Dracaena trifasciata

Snake Plant, Moonshine

$16.00 USD

Belonging to the succulent family, the Moonshine Snake Plant has unique, thick, upward stretching vertical leaves, and brings a peaceful ambiance to the room. This snake plant cultivar is native to the tropical region of West Africa.

Having very distinct, upright foliage, this Snake Plant has silvery-white spear-shaped leaves that make this plant appear to be bathing in the moonlight—the colors of the foliage shift from silvery-white to deep, emerald green and have a dark-green margin.

Caring for your Dracaena trifasciata


Drought Tolerant

NOT Pet Safe


  • Thrives in bright light, can tolerate medium to low light.
  • Water once every 2 weeks.
  • Mildly toxic if ingested by pets and humans.
Shipping & Returns
  • Local Delivery: Delivery is available during shop hours and take place between 11am to 4pm. Delivery fee based on location will be added at checkout.
  • Store Pickup: If you live outside of our delivery radius or would like to stop by our Maplewood stop, store pickup is available from our 87 Baker St shop during operating hours.
Snake Plants: The Easiest House Guests You'll Ever Have

Sansevieria or the Mother-in-Law's Tongue / Snake Plant as it's commonly known is a truly remarkable and striking easy care houseplant.

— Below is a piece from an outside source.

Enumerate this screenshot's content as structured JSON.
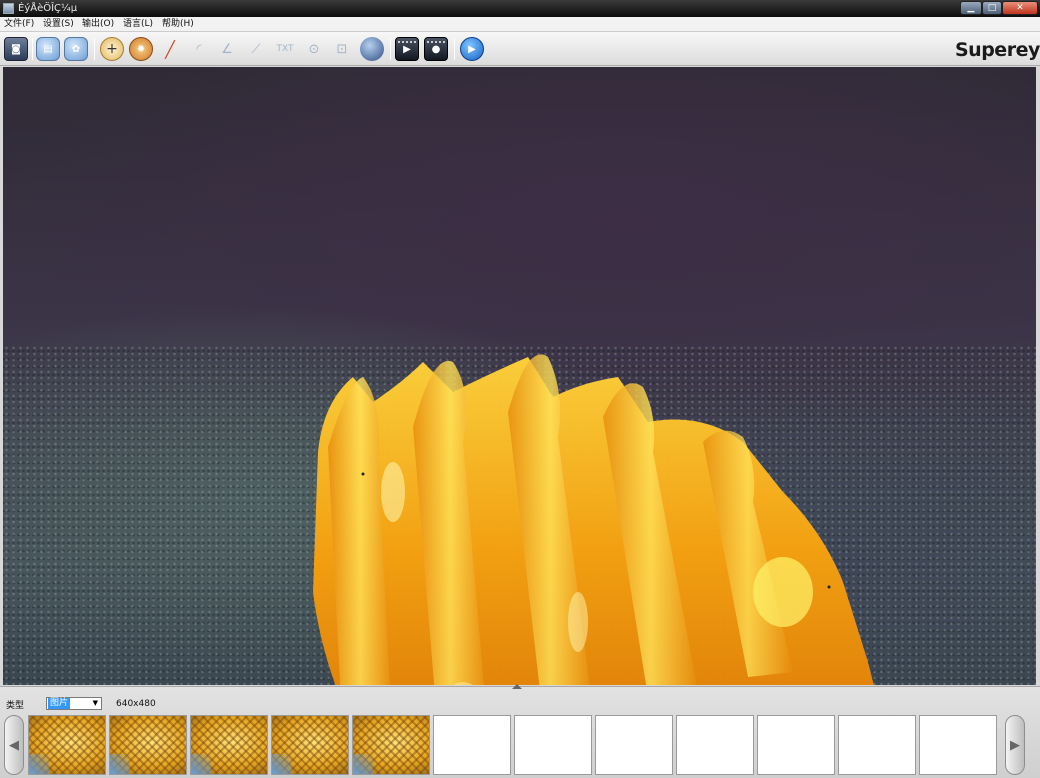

The Snake Plants are an ever increasingly popular house guest and much of this has to do with its near indestructible qualities. However this plant is also desired for its upright and erect leaf habit which fits into almost all locations in the home from both traditional to modern decor.

It belongs to the family Asparagaceae, native to the tropics of West Africa. A lot of people believe the name comes from "Sand Snake", with its cacti like properties and appearance of a rising snake it's not hard to see why. As a result of modern day improvements with DNA studies, in 2017 the plant was officially removed from the Sansevieria genus and moved into the Dracaena genus. This was the result of botanists discovering a high number of common genes between the plants. Over the nest few years, you'll slowly see this plant being reclassified into its new family name.